*** The data
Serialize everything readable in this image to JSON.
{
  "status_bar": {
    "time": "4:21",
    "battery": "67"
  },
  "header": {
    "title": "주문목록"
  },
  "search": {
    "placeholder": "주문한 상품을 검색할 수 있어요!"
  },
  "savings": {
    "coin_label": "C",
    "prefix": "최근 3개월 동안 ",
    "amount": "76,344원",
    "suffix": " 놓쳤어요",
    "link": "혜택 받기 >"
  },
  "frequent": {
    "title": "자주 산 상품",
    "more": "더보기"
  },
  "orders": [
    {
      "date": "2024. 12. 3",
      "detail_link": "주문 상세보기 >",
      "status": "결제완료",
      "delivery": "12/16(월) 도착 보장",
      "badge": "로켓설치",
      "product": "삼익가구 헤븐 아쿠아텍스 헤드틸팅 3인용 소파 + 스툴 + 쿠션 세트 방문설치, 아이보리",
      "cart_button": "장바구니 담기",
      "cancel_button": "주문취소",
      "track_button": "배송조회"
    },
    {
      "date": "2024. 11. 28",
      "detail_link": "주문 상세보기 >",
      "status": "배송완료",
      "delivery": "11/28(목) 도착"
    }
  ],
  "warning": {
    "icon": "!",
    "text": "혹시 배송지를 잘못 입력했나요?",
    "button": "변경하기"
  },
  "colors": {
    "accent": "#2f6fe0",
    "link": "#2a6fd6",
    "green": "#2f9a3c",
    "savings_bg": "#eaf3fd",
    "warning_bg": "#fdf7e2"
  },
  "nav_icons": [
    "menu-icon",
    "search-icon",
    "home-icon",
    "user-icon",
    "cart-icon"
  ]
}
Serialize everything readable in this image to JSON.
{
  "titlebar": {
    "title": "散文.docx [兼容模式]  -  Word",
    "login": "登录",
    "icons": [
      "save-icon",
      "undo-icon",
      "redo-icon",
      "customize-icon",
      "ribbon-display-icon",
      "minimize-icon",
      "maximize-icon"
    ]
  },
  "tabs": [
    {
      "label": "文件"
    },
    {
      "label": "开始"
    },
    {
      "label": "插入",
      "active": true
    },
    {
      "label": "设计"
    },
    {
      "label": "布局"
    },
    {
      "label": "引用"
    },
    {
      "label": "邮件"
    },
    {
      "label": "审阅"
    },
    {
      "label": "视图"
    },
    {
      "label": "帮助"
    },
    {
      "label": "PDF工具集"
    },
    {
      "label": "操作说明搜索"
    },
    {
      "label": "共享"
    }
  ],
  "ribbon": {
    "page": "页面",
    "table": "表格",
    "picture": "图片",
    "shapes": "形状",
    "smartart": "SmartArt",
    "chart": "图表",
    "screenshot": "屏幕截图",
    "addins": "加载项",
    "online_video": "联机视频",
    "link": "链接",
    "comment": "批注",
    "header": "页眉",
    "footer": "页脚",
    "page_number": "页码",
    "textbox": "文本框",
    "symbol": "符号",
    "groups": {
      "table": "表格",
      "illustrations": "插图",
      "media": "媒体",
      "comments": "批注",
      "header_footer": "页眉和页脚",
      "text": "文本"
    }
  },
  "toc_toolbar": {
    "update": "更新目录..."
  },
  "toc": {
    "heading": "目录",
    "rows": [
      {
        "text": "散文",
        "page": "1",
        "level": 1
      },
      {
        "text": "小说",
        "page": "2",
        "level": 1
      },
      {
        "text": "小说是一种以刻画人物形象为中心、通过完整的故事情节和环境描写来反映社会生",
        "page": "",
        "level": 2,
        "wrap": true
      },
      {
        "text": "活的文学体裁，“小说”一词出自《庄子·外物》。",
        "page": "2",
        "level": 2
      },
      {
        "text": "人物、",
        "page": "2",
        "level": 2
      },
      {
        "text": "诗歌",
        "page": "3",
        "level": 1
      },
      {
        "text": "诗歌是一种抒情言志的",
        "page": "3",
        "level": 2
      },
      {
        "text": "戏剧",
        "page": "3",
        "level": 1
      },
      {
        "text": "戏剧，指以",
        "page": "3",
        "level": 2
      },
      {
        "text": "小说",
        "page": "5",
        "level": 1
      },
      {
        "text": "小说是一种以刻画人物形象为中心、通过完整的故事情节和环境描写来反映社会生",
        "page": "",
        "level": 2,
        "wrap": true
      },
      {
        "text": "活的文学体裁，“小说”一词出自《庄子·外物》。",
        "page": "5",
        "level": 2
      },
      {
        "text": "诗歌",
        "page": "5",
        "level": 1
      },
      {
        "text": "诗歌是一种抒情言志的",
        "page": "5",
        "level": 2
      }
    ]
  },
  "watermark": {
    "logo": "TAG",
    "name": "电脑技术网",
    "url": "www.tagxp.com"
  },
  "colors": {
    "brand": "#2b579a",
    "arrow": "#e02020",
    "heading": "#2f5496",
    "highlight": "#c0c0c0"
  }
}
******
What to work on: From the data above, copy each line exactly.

Written response:
Serialize everything readable in this image to JSON.
{
  "status_bar": {
    "time": "4:21",
    "battery": "67"
  },
  "header": {
    "title": "주문목록"
  },
  "search": {
    "placeholder": "주문한 상품을 검색할 수 있어요!"
  },
  "savings": {
    "coin_label": "C",
    "prefix": "최근 3개월 동안 ",
    "amount": "76,344원",
    "suffix": " 놓쳤어요",
    "link": "혜택 받기 >"
  },
  "frequent": {
    "title": "자주 산 상품",
    "more": "더보기"
  },
  "orders": [
    {
      "date": "2024. 12. 3",
      "detail_link": "주문 상세보기 >",
      "status": "결제완료",
      "delivery": "12/16(월) 도착 보장",
      "badge": "로켓설치",
      "product": "삼익가구 헤븐 아쿠아텍스 헤드틸팅 3인용 소파 + 스툴 + 쿠션 세트 방문설치, 아이보리",
      "cart_button": "장바구니 담기",
      "cancel_button": "주문취소",
      "track_button": "배송조회"
    },
    {
      "date": "2024. 11. 28",
      "detail_link": "주문 상세보기 >",
      "status": "배송완료",
      "delivery": "11/28(목) 도착"
    }
  ],
  "warning": {
    "icon": "!",
    "text": "혹시 배송지를 잘못 입력했나요?",
    "button": "변경하기"
  },
  "colors": {
    "accent": "#2f6fe0",
    "link": "#2a6fd6",
    "green": "#2f9a3c",
    "savings_bg": "#eaf3fd",
    "warning_bg": "#fdf7e2"
  },
  "nav_icons": [
    "menu-icon",
    "search-icon",
    "home-icon",
    "user-icon",
    "cart-icon"
  ]
}
Serialize everything readable in this image to JSON.
{
  "titlebar": {
    "title": "散文.docx [兼容模式]  -  Word",
    "login": "登录",
    "icons": [
      "save-icon",
      "undo-icon",
      "redo-icon",
      "customize-icon",
      "ribbon-display-icon",
      "minimize-icon",
      "maximize-icon"
    ]
  },
  "tabs": [
    {
      "label": "文件"
    },
    {
      "label": "开始"
    },
    {
      "label": "插入",
      "active": true
    },
    {
      "label": "设计"
    },
    {
      "label": "布局"
    },
    {
      "label": "引用"
    },
    {
      "label": "邮件"
    },
    {
      "label": "审阅"
    },
    {
      "label": "视图"
    },
    {
      "label": "帮助"
    },
    {
      "label": "PDF工具集"
    },
    {
      "label": "操作说明搜索"
    },
    {
      "label": "共享"
    }
  ],
  "ribbon": {
    "page": "页面",
    "table": "表格",
    "picture": "图片",
    "shapes": "形状",
    "smartart": "SmartArt",
    "chart": "图表",
    "screenshot": "屏幕截图",
    "addins": "加载项",
    "online_video": "联机视频",
    "link": "链接",
    "comment": "批注",
    "header": "页眉",
    "footer": "页脚",
    "page_number": "页码",
    "textbox": "文本框",
    "symbol": "符号",
    "groups": {
      "table": "表格",
      "illustrations": "插图",
      "media": "媒体",
      "comments": "批注",
      "header_footer": "页眉和页脚",
      "text": "文本"
    }
  },
  "toc_toolbar": {
    "update": "更新目录..."
  },
  "toc": {
    "heading": "目录",
    "rows": [
      {
        "text": "散文",
        "page": "1",
        "level": 1
      },
      {
        "text": "小说",
        "page": "2",
        "level": 1
      },
      {
        "text": "小说是一种以刻画人物形象为中心、通过完整的故事情节和环境描写来反映社会生",
        "page": "",
        "level": 2,
        "wrap": true
      },
      {
        "text": "活的文学体裁，“小说”一词出自《庄子·外物》。",
        "page": "2",
        "level": 2
      },
      {
        "text": "人物、",
        "page": "2",
        "level": 2
      },
      {
        "text": "诗歌",
        "page": "3",
        "level": 1
      },
      {
        "text": "诗歌是一种抒情言志的",
        "page": "3",
        "level": 2
      },
      {
        "text": "戏剧",
        "page": "3",
        "level": 1
      },
      {
        "text": "戏剧，指以",
        "page": "3",
        "level": 2
      },
      {
        "text": "小说",
        "page": "5",
        "level": 1
      },
      {
        "text": "小说是一种以刻画人物形象为中心、通过完整的故事情节和环境描写来反映社会生",
        "page": "",
        "level": 2,
        "wrap": true
      },
      {
        "text": "活的文学体裁，“小说”一词出自《庄子·外物》。",
        "page": "5",
        "level": 2
      },
      {
        "text": "诗歌",
        "page": "5",
        "level": 1
      },
      {
        "text": "诗歌是一种抒情言志的",
        "page": "5",
        "level": 2
      }
    ]
  },
  "watermark": {
    "logo": "TAG",
    "name": "电脑技术网",
    "url": "www.tagxp.com"
  },
  "colors": {
    "brand": "#2b579a",
    "arrow": "#e02020",
    "heading": "#2f5496",
    "highlight": "#c0c0c0"
  }
}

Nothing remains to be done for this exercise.